Following microsurgical clipping, mortality in the elderly cohort was found to be 2.2%, as opposed to 0.8% mortality in nonelderly patients, a difference that was found to be statistically significant. Interestingly, there was no difference in mortality following endovascular treatment, with rates of 0.9% and 0.6% in the elderly and nonelderly populations, respectively. It is important to note that this finding is a comparison of the mortality rate between age groups associated with a specific treatment modality, but does not directly compare mortality in the elderly patients based on treatment modality. These findings imply that the interaction of age and complications probably plays a more significant role in the elderly population following more invasive open microsurgery.

As part of the aging process, the cerebral vasculature undergoes anatomical and physiological changes. Anatomically, blood vessels increase in tortuosity with age and undergo changes in wall thickness and strength. This results in new hemodynamic stresses, which favor aneurysm formation. These new aneurysms have wall characteristics that differ from aneurysms arising in the younger population. It remains unclear whether the genesis of certain de novo aneurysms in the elderly has the same etiology as de novo aneurysms in the younger population, and therefore, the natural history of aneurysms may differ depending on patient age. Unfortunately, natural history studies have not made a distinction regarding the risk of aneurysm rupture based on the age at which the aneurysm was discovered. Simply extrapolating current natural history data to newly discovered aneurysms in the elderly may over- or underestimate the risk of rupture. Physiologically, the autoregulatory capacity and blood flow in the "aging" cerebral vasculature are not well understood, but may result in less protection from the systemic effects of hypertension.[4,7]

These age-related physiological changes also affect the overall morbidity and mortality outcomes of both surgical clipping and endovascular coiling. With open microsurgery, the risk of stroke secondary to definitive and/or temporary clipping increases due to the possibility of plaque rupture, vessel wall rupture, and decreased compensatory autoregulation.[5] Increased vascular tortuosity increases the difficulty in endovascular access and subsequent treatment as well.

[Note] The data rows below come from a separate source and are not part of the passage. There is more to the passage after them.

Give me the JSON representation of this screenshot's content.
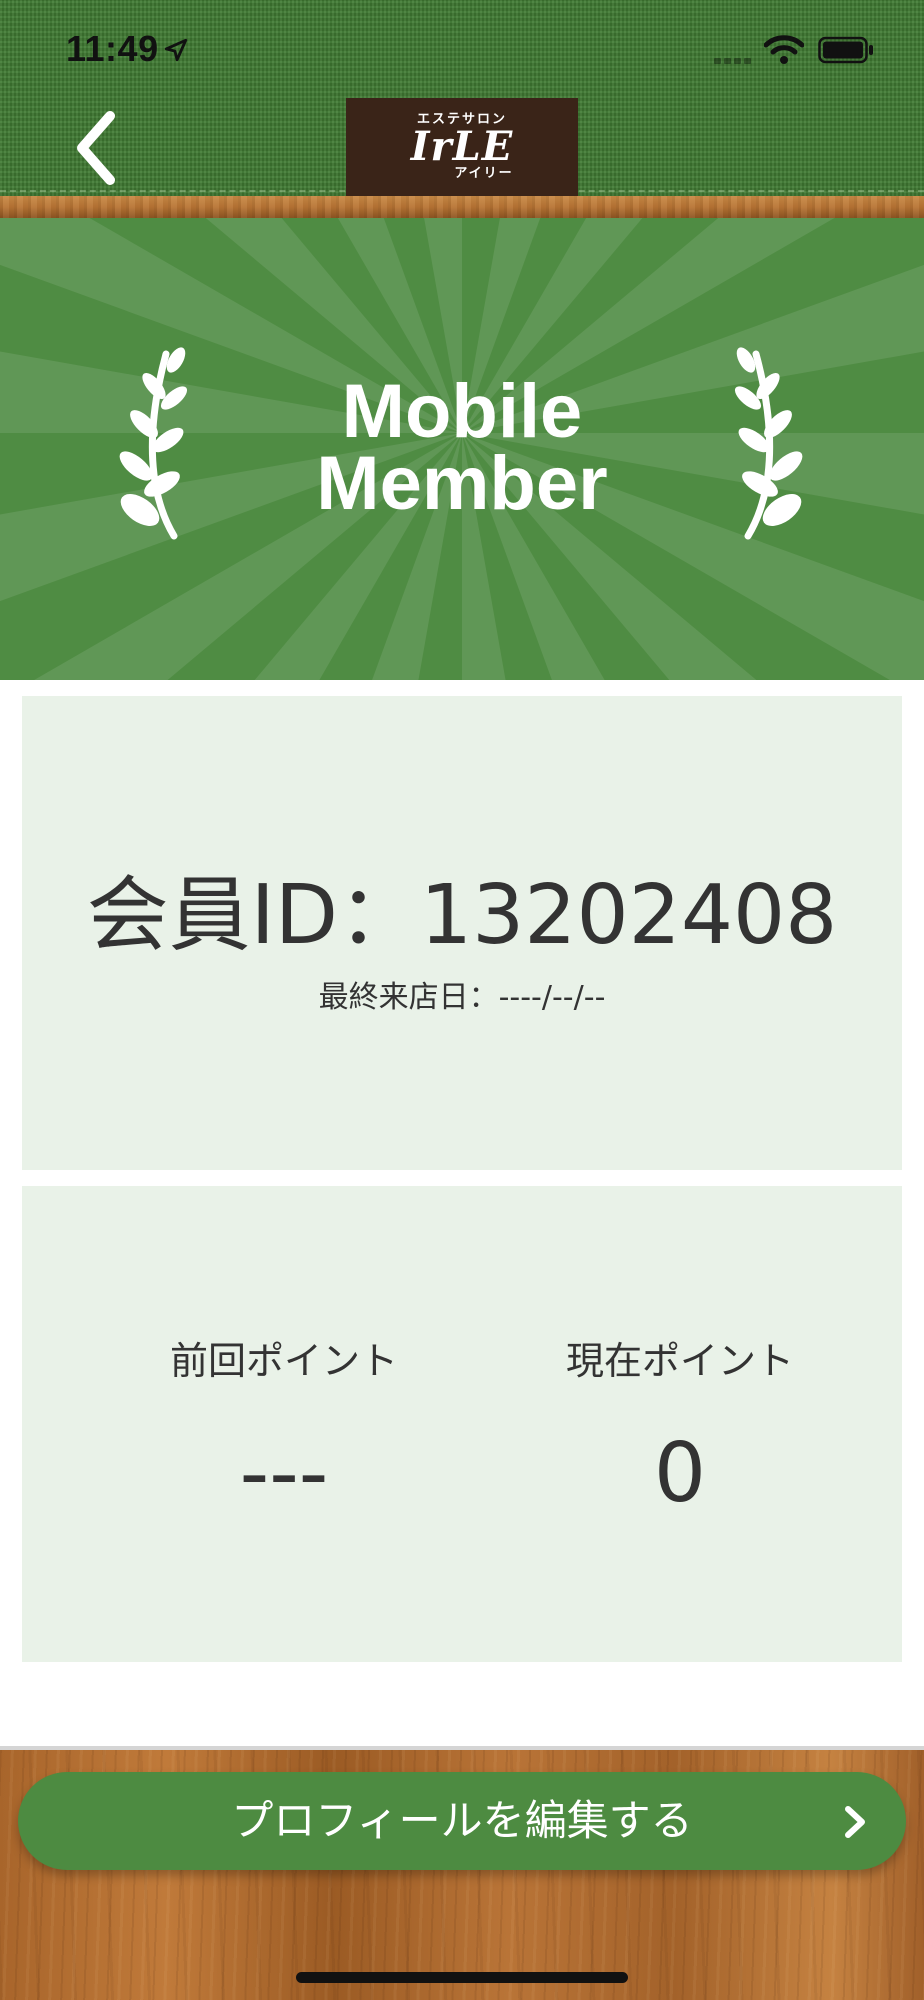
{
  "status_bar": {
    "time": "11:49",
    "location_icon": "location-arrow-icon",
    "signal_icon": "cellular-signal-icon",
    "wifi_icon": "wifi-icon",
    "battery_icon": "battery-full-icon"
  },
  "nav": {
    "back_icon": "chevron-left-icon",
    "logo": {
      "top_text": "エステサロン",
      "main_text": "IrLE",
      "sub_text": "アイリー"
    }
  },
  "banner": {
    "title_line1": "Mobile",
    "title_line2": "Member",
    "decor_icon": "laurel-branch-icon"
  },
  "member": {
    "id_text": "会員ID：13202408",
    "last_visit_text": "最終来店日：----/--/--"
  },
  "points": {
    "previous_label": "前回ポイント",
    "previous_value": "---",
    "current_label": "現在ポイント",
    "current_value": "0"
  },
  "footer": {
    "edit_button_label": "プロフィールを編集する",
    "chevron_icon": "chevron-right-icon"
  },
  "colors": {
    "header_green": "#3f7a32",
    "banner_green": "#4f8c43",
    "card_bg": "#e9f2e8",
    "button_green": "#4d8b41",
    "logo_brown": "#3a2418",
    "text_dark": "#333333"
  }
}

Due to these anatomical and physiological changes, the uncertain natural history of unruptured aneurysms in the elderly, and the higher rate of comorbidities, a conservative approach should be the first consideration in the decision making process. Ample clinical experience and an advanced set of operative skills are clearly required to care for this patient population. Complication rates cited in the current literature probably underestimate the risks of adverse sequelae following treatment, and do not accurately inform the patient or provider about the actual risks related to treatment of unruptured intracranial aneurysms in the elderly population, given the impact of pathophysiological variances, age, and comorbidities not present in the general population. Further studies evaluating the natural history and long-term outcomes following treatment or conservative management of aneurysms in the elderly population will help to determine the optimal treatment modality for these patients. Similar to the quality-of-care requirements set for carotid endarterectomy[2,11] and stenting,[1] the treatment of unruptured cerebral aneurysms should be handled at centers of excellence in both open and endovascular surgery, especially for elderly patients with unruptured aneurysms.